Like many of us, I have an interest in good food and good business. In recent days I have been following the George Calombaris story in the press and it’s brought up a few key principles in business that are worthwhile remembering.
But before the sharpened knives of the “blame game” come out to cut down this tall poppy, let’s acknowledge that entrepreneurship is not for the faint hearted. Calombaris, together with his business partners took risks. It is the nature of entrepreneurship to take risks, lead with passion, grow and build brands, put personal reputations on the table, hire, fire, serve clients etc.
As his tale unfolds, the course that Calombaris is currently being served poses lessons that all of us in business can learn from. The following thoughts are a taster…
As Entrée: it takes courage to put yourself out there as the brand and as a person. It means that when things are going well, you remain humble. And when it’s not going that well, fails or falters, it’s going to be tough on you personally.
Key ingredients: How I show up (especially in the tough times) determines how I will be regarded respected and remembered.
Matched with: the question – As a leader, how do I show up? In different situations – whether under stress or otherwise. Who am I being? Am I aware enough of my own beliefs, behaviours and attitudes, and how these ‘rub off’ on those around me?
As Main Course: with the sizzling pace of fast growth that Calombaris experienced comes the need to efficiently fill the capability needed to build sustainability. Late last year we witnessed his issues with payroll. No doubt other aspects of his enterprise probably lacked the depth of skills needed to keep his plates spinning.
When we start our businesses, they are generally small enough for us to do pretty much most things that that business needs to keep going. Chief cook and bottlewasher.
But as it grows, we need to remind ourselves that we are good at some things and not others – that there are people passionate about the things that we are not. Calombaris’s story reminds me of the need to put the right skills in the right areas of the business. Being one of the most creative chefs in the country doesn’t mean that you’re a good business manager, payroll specialist, etc.
Key ingredients: For my own business that means I need to trust others to do the stuff that they are good at, and passionate about.

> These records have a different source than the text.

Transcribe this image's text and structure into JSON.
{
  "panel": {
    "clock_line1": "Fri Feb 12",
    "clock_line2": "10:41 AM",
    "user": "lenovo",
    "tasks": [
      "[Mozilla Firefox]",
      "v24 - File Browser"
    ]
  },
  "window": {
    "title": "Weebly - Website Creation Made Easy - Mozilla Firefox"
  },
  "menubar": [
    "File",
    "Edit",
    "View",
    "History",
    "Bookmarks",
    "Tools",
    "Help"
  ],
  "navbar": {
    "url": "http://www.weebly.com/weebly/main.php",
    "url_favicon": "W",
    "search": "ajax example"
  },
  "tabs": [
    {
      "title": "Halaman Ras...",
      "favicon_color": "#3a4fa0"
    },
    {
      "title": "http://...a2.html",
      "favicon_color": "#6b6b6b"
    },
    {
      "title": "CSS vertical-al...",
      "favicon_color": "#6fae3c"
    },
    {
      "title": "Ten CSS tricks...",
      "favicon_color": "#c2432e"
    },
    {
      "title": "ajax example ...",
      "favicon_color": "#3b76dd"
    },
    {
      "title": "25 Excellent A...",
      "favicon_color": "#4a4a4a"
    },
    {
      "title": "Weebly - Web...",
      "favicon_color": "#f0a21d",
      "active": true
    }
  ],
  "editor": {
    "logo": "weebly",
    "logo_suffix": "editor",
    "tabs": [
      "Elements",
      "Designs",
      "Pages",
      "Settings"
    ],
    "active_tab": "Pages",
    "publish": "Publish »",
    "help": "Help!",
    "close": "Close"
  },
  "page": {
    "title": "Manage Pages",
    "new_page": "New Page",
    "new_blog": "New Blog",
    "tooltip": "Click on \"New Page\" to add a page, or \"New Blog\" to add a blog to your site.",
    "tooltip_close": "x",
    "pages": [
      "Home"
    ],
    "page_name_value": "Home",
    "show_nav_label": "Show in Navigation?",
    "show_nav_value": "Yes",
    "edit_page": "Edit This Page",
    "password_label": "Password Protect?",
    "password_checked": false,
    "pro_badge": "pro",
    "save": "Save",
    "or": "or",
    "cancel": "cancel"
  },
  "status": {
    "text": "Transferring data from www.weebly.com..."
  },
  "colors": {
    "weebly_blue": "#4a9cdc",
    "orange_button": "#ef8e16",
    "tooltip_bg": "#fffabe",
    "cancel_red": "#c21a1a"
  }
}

And frankly, it’s a reminder that I’m crap at doing many things in my own business (and that is “OK”).
Matched with: Knowing that – to avoid too many cooks in my kitchen, I need to be clear about roles and responsibilities, delegate to skilled and reliable people. Trust that – as a team we are going to cook up a feast!
To Finish: in leadership I must be courageous in every step I take. Business is not for the faint hearted and the risks I take and the decisions I make have consequences that effect more than just me. Regardless of the outcome, I must own it, fully.
Matched with: Surround myself with “A-Players.” Find the right people to grow my business with me. Be OK with the fact that the right players today may not be up for the journey. Know that at times I need to change my ingredients – and hence my menu to ensure a winning team in an ever changing environment.